One of the most touching songs of the evening was not on our songsheet. It was called “Christmas in the trenches,” and it is based on the story of the 1914 Christmas truce during World War I. Nan sang that song to us.
Here is a link to the song’s lyrics:
click here for lyrics of “Christmas in the Trenches” by John McCutcheon.
Here is some of the history behind the song:
The Christmas truce was a series of unofficial truces that occurred on Christmas of 1914. Soldiers that night stopped fighting. In some areas, both British and German soldiers sang songs together, exchanged photographs and cigarettes and chocolate, and played late-night soccer matches. In other areas, it was German and French soldiers who sang together, shared photographs and other small gifts, and played soccer.
The Christmas truce was a brief respite from a horrific war. I looked up the Christmas truce in Wikipedia and found this very heart-rending quotation:

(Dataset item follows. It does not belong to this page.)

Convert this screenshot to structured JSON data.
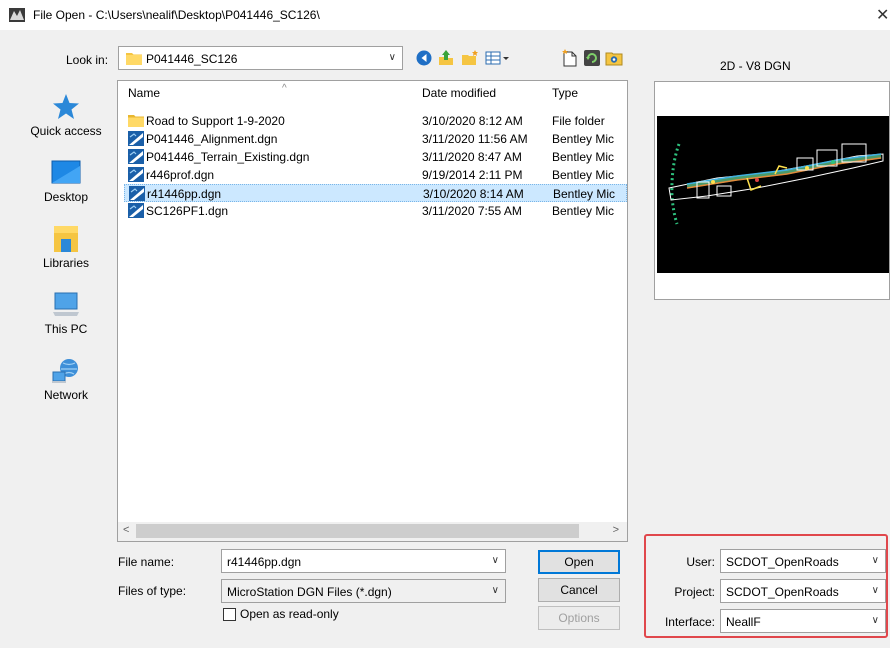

Alfred Anderson (from Scotland): “I remember the silence, the eerie sound of silence. Only the guards were on duty. We all went inside the farm buildings and just stood listening. And, of course, thinking of people back home. All I’d heard for two months in the trenches was the hissing, cracking, and whining of bullets in flight, machine gun fire, and distant German voices. But there was a dead silence that morning, right across the land as far as you could see. We shouted ‘Merry Christmas,’ even though nobody felt merry. The silence ended early that afternoon and the killing started again. It was a short peace in a terrible war.”
According to Wikipedia, there was also a Christmas truce on the eastern front, between Russia and the Austro-Hungarian empire. Like the meetings of enemy soldiers on the western front, soldiers on the eastern front also met in no-man’s land. I don’t know what those soldiers did on no-man’s land or what they shared.